said more needed to be done to raise alcohol awareness and the magazine would seek to encourage women

to think about and plan their night

out - and aim to help them avoid dangers of enjoying themselves too much.

"Our approach to alcohol fuelled violence and disorder during our Summer of Zero Tolerance campaign - early intervention and no acceptance of anti-social behaviour - has proved successful," he said.

"However, we are conscious that alcohol can play a part in people's social lives, including young women.

"We need to raise their awareness of potential problems and of the fact that they become more vulnerable whilst under the influence of alcohol.
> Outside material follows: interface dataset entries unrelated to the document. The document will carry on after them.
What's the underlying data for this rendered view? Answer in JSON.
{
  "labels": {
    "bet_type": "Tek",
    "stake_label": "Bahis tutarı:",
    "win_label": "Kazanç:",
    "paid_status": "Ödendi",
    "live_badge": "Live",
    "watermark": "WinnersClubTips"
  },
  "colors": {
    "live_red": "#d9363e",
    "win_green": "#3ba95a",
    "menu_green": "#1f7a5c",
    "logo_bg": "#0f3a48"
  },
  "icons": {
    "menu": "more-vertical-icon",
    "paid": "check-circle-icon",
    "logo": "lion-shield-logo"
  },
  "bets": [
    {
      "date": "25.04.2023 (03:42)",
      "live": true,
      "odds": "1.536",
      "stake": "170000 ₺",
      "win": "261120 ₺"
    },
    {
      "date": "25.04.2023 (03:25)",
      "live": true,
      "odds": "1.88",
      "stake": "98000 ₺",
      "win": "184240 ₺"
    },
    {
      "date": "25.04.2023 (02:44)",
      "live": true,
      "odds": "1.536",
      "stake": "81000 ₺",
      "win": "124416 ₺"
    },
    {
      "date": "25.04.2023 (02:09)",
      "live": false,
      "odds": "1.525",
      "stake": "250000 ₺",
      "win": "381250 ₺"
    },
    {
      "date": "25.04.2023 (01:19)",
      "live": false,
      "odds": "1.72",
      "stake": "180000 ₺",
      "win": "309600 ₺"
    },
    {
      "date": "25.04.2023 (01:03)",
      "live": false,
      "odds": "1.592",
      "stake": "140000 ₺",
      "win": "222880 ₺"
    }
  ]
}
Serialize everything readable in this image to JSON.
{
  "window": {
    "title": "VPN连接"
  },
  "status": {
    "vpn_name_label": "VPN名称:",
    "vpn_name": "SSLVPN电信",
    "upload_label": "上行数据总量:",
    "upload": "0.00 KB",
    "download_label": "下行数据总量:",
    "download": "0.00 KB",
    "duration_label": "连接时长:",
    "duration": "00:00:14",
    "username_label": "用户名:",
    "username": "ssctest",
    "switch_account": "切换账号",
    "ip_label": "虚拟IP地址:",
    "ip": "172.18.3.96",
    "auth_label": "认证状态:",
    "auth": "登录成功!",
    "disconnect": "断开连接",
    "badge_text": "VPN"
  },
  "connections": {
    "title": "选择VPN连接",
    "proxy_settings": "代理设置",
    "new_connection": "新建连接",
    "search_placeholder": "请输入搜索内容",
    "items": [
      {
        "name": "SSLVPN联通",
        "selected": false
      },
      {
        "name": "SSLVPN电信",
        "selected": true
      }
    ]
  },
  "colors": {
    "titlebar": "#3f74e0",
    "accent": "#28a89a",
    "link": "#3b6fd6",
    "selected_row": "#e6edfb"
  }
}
"The idea for the introduction of a personal safety magazine came about following a few very high profile criminal cases across the country, in which the victims were women who were subjected to violent, sexual assaults where alcohol was a contributory factor.

"We would like to reassure people that incidents such as this are very rare in Suffolk, which remains one of the safest counties in the country."

Aimed at women over 18, Safe! will be distributed across the county at pubs and clubs, licensed premises, schools, colleges and supermarkets.

It starts with a message from editor Vod Carr and features articles from Sam Boo'Ka and Stellah Attwah, as well as advice on booking a taxis and telephone numbers for advice lines including Alcoholics Anonymous and the Domestic Violence and Abuse Helpline.

Police have produced the magazine in connection with partners to their Nightsafe scheme, including Suffolk County Council.

Joanna Spicer, the council's portfolio holder for public protection, said: "We want to make sure that young women take care of themselves and their friends when they are out drinking, and this magazine will help to get across some key safety messages to them in a direct way."